Working with Text Files
When the UNIX system, on which Linux was based, was created, almost all information was managed on the system in plain-text files. Thus, it was critical for users to know how to use tools for searching for and within plaintext files and to be able to change and configure those files.
Today, most configuration of Linux systems is still done by editing plaintext files. Even when a graphical tool is available for working with a configuration file, the graphical tool doesn't provide a way to do everything you might want to do in that file. As a result, you need to use a text editor to configure the file. Likewise, some document file types, such as HTML and XML, are also plaintext files that can be edited manually.
Before you can become a full-fledged system administrator, you need to be able to use a plain-text editor. The fact that most professional Linux servers don't even have a graphical interface available makes manual editing of plaintext configuration files necessary.
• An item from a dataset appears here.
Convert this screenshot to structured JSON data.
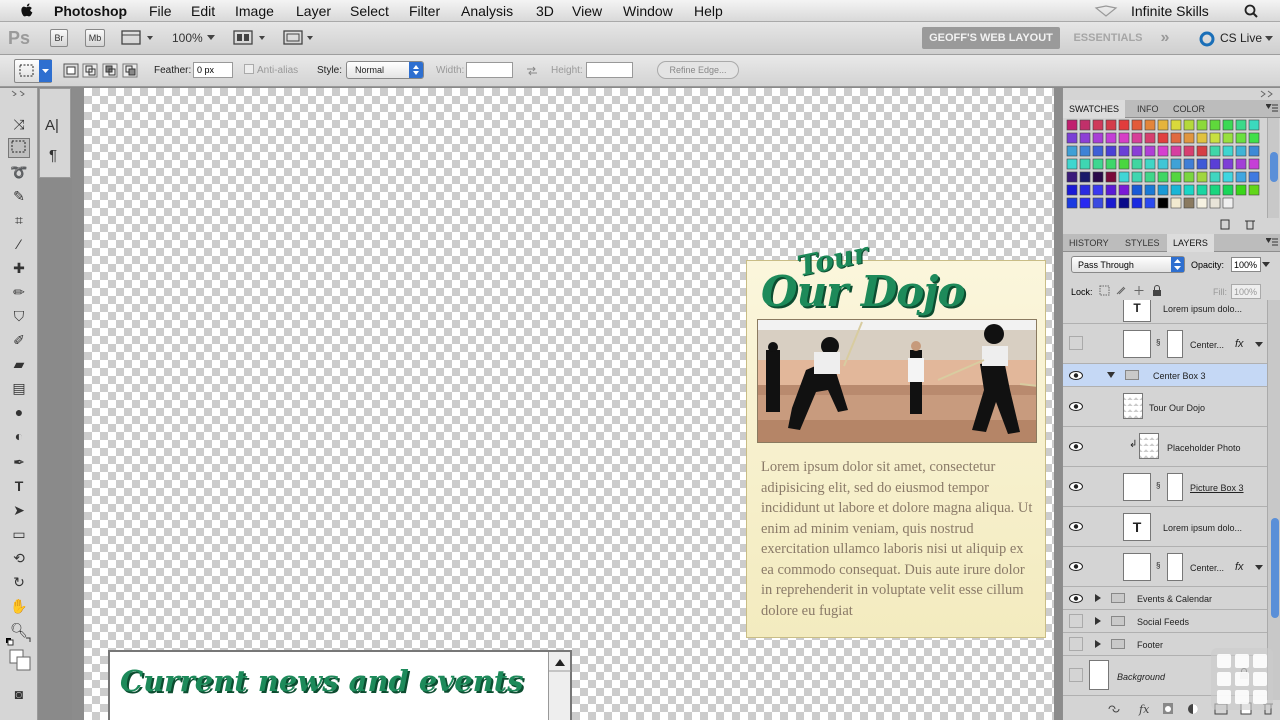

Once you know how to edit text files, you still might find it tough to figure out where the files are located that you need to edit. With commands such as find, you can search for files based on various attributes (filename, size, modification date, and ownership, to name a few). With the grep command, you can search inside of text files to find specific search terms.